Task prompt:
Your output should be each line from the material below that has the word "content".
[[ Dataset excerpts, beginning ]]
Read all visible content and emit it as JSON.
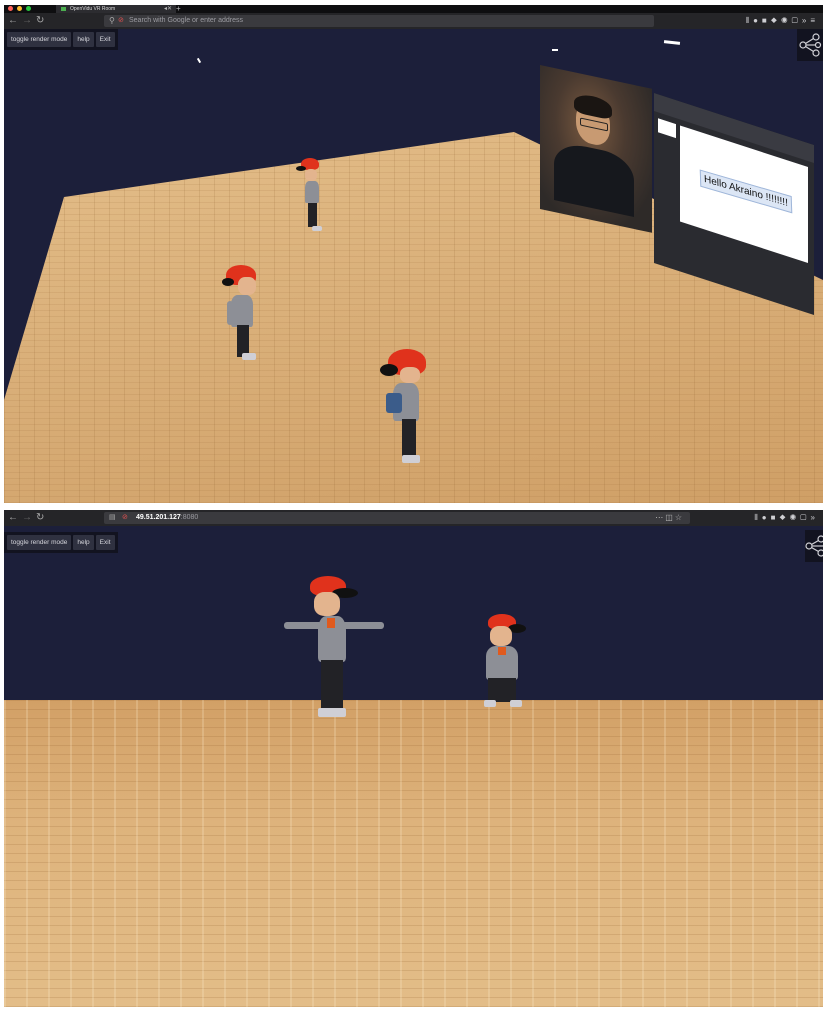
{
  "screenshot_top": {
    "tab_title": "OpenVidu VR Room",
    "address_placeholder": "Search with Google or enter address",
    "buttons": {
      "toggle": "toggle render mode",
      "help": "help",
      "exit": "Exit"
    },
    "slide_text": "Hello Akraino !!!!!!!!"
  },
  "screenshot_bottom": {
    "url_host": "49.51.201.127",
    "url_port": ":8080",
    "buttons": {
      "toggle": "toggle render mode",
      "help": "help",
      "exit": "Exit"
    }
  },
  "colors": {
    "sky": "#1c1f3a",
    "floor": "#dab07a",
    "cap": "#e0321c",
    "chrome": "#252528"
  },
  "icons": [
    "back-icon",
    "forward-icon",
    "reload-icon",
    "search-icon",
    "share-network-icon",
    "library-icon",
    "overflow-icon",
    "menu-icon"
  ]
}
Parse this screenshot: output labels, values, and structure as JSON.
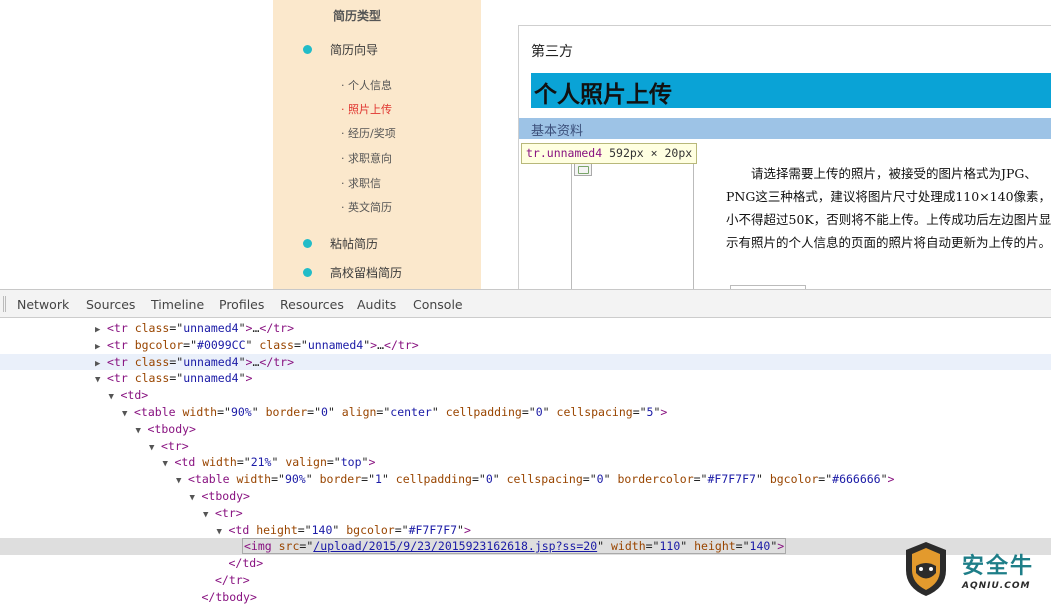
{
  "sidebar": {
    "heading": "简历类型",
    "items": [
      {
        "label": "简历向导"
      },
      {
        "label": "粘帖简历"
      },
      {
        "label": "高校留档简历"
      }
    ],
    "sub_items": [
      {
        "label": "· 个人信息"
      },
      {
        "label": "· 照片上传"
      },
      {
        "label": "· 经历/奖项"
      },
      {
        "label": "· 求职意向"
      },
      {
        "label": "· 求职信"
      },
      {
        "label": "· 英文简历"
      }
    ]
  },
  "content": {
    "breadcrumb": "第三方",
    "page_title": "个人照片上传",
    "section_title": "基本资料",
    "instructions": "请选择需要上传的照片，被接受的图片格式为JPG、PNG这三种格式，建议将图片尺寸处理成110×140像素，小不得超过50K，否则将不能上传。上传成功后左边图片显示有照片的个人信息的页面的照片将自动更新为上传的片。"
  },
  "tooltip": {
    "selector": "tr.unnamed4",
    "dims": "592px × 20px"
  },
  "devtools": {
    "tabs": [
      "Network",
      "Sources",
      "Timeline",
      "Profiles",
      "Resources",
      "Audits",
      "Console"
    ],
    "lines": [
      {
        "indent": 8,
        "tri": "▶",
        "parts": [
          [
            "t",
            "<tr "
          ],
          [
            "a",
            "class"
          ],
          [
            "p",
            "=\""
          ],
          [
            "v",
            "unnamed4"
          ],
          [
            "p",
            "\""
          ],
          [
            "t",
            ">"
          ],
          [
            "p",
            "…"
          ],
          [
            "t",
            "</tr>"
          ]
        ]
      },
      {
        "indent": 8,
        "tri": "▶",
        "parts": [
          [
            "t",
            "<tr "
          ],
          [
            "a",
            "bgcolor"
          ],
          [
            "p",
            "=\""
          ],
          [
            "v",
            "#0099CC"
          ],
          [
            "p",
            "\" "
          ],
          [
            "a",
            "class"
          ],
          [
            "p",
            "=\""
          ],
          [
            "v",
            "unnamed4"
          ],
          [
            "p",
            "\""
          ],
          [
            "t",
            ">"
          ],
          [
            "p",
            "…"
          ],
          [
            "t",
            "</tr>"
          ]
        ]
      },
      {
        "indent": 8,
        "tri": "▶",
        "state": "hover",
        "parts": [
          [
            "t",
            "<tr "
          ],
          [
            "a",
            "class"
          ],
          [
            "p",
            "=\""
          ],
          [
            "v",
            "unnamed4"
          ],
          [
            "p",
            "\""
          ],
          [
            "t",
            ">"
          ],
          [
            "p",
            "…"
          ],
          [
            "t",
            "</tr>"
          ]
        ]
      },
      {
        "indent": 8,
        "tri": "▼",
        "parts": [
          [
            "t",
            "<tr "
          ],
          [
            "a",
            "class"
          ],
          [
            "p",
            "=\""
          ],
          [
            "v",
            "unnamed4"
          ],
          [
            "p",
            "\""
          ],
          [
            "t",
            ">"
          ]
        ]
      },
      {
        "indent": 9,
        "tri": "▼",
        "parts": [
          [
            "t",
            "<td>"
          ]
        ]
      },
      {
        "indent": 10,
        "tri": "▼",
        "parts": [
          [
            "t",
            "<table "
          ],
          [
            "a",
            "width"
          ],
          [
            "p",
            "=\""
          ],
          [
            "v",
            "90%"
          ],
          [
            "p",
            "\" "
          ],
          [
            "a",
            "border"
          ],
          [
            "p",
            "=\""
          ],
          [
            "v",
            "0"
          ],
          [
            "p",
            "\" "
          ],
          [
            "a",
            "align"
          ],
          [
            "p",
            "=\""
          ],
          [
            "v",
            "center"
          ],
          [
            "p",
            "\" "
          ],
          [
            "a",
            "cellpadding"
          ],
          [
            "p",
            "=\""
          ],
          [
            "v",
            "0"
          ],
          [
            "p",
            "\" "
          ],
          [
            "a",
            "cellspacing"
          ],
          [
            "p",
            "=\""
          ],
          [
            "v",
            "5"
          ],
          [
            "p",
            "\""
          ],
          [
            "t",
            ">"
          ]
        ]
      },
      {
        "indent": 11,
        "tri": "▼",
        "parts": [
          [
            "t",
            "<tbody>"
          ]
        ]
      },
      {
        "indent": 12,
        "tri": "▼",
        "parts": [
          [
            "t",
            "<tr>"
          ]
        ]
      },
      {
        "indent": 13,
        "tri": "▼",
        "parts": [
          [
            "t",
            "<td "
          ],
          [
            "a",
            "width"
          ],
          [
            "p",
            "=\""
          ],
          [
            "v",
            "21%"
          ],
          [
            "p",
            "\" "
          ],
          [
            "a",
            "valign"
          ],
          [
            "p",
            "=\""
          ],
          [
            "v",
            "top"
          ],
          [
            "p",
            "\""
          ],
          [
            "t",
            ">"
          ]
        ]
      },
      {
        "indent": 14,
        "tri": "▼",
        "parts": [
          [
            "t",
            "<table "
          ],
          [
            "a",
            "width"
          ],
          [
            "p",
            "=\""
          ],
          [
            "v",
            "90%"
          ],
          [
            "p",
            "\" "
          ],
          [
            "a",
            "border"
          ],
          [
            "p",
            "=\""
          ],
          [
            "v",
            "1"
          ],
          [
            "p",
            "\" "
          ],
          [
            "a",
            "cellpadding"
          ],
          [
            "p",
            "=\""
          ],
          [
            "v",
            "0"
          ],
          [
            "p",
            "\" "
          ],
          [
            "a",
            "cellspacing"
          ],
          [
            "p",
            "=\""
          ],
          [
            "v",
            "0"
          ],
          [
            "p",
            "\" "
          ],
          [
            "a",
            "bordercolor"
          ],
          [
            "p",
            "=\""
          ],
          [
            "v",
            "#F7F7F7"
          ],
          [
            "p",
            "\" "
          ],
          [
            "a",
            "bgcolor"
          ],
          [
            "p",
            "=\""
          ],
          [
            "v",
            "#666666"
          ],
          [
            "p",
            "\""
          ],
          [
            "t",
            ">"
          ]
        ]
      },
      {
        "indent": 15,
        "tri": "▼",
        "parts": [
          [
            "t",
            "<tbody>"
          ]
        ]
      },
      {
        "indent": 16,
        "tri": "▼",
        "parts": [
          [
            "t",
            "<tr>"
          ]
        ]
      },
      {
        "indent": 17,
        "tri": "▼",
        "parts": [
          [
            "t",
            "<td "
          ],
          [
            "a",
            "height"
          ],
          [
            "p",
            "=\""
          ],
          [
            "v",
            "140"
          ],
          [
            "p",
            "\" "
          ],
          [
            "a",
            "bgcolor"
          ],
          [
            "p",
            "=\""
          ],
          [
            "v",
            "#F7F7F7"
          ],
          [
            "p",
            "\""
          ],
          [
            "t",
            ">"
          ]
        ]
      },
      {
        "indent": 18,
        "tri": "",
        "state": "selected",
        "boxed": true,
        "parts": [
          [
            "t",
            "<img "
          ],
          [
            "a",
            "src"
          ],
          [
            "p",
            "=\""
          ],
          [
            "link",
            "/upload/2015/9/23/2015923162618.jsp?ss=20"
          ],
          [
            "p",
            "\" "
          ],
          [
            "a",
            "width"
          ],
          [
            "p",
            "=\""
          ],
          [
            "v",
            "110"
          ],
          [
            "p",
            "\" "
          ],
          [
            "a",
            "height"
          ],
          [
            "p",
            "=\""
          ],
          [
            "v",
            "140"
          ],
          [
            "p",
            "\""
          ],
          [
            "t",
            ">"
          ]
        ]
      },
      {
        "indent": 17,
        "tri": "",
        "parts": [
          [
            "t",
            "</td>"
          ]
        ]
      },
      {
        "indent": 16,
        "tri": "",
        "parts": [
          [
            "t",
            "</tr>"
          ]
        ]
      },
      {
        "indent": 15,
        "tri": "",
        "parts": [
          [
            "t",
            "</tbody>"
          ]
        ]
      }
    ]
  },
  "watermark": {
    "brand": "安全牛",
    "domain": "AQNIU.COM"
  },
  "colors": {
    "sidebar_bg": "#fbe8cc",
    "sidebar_dot": "#22bcc8",
    "title_bar": "#0aa3d6",
    "section_bar": "#9dc3e6",
    "tag": "#881280",
    "attr": "#994500",
    "value": "#1a1aa6"
  }
}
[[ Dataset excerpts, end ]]
Task answer:
Read all visible content and emit it as JSON.
  "content": {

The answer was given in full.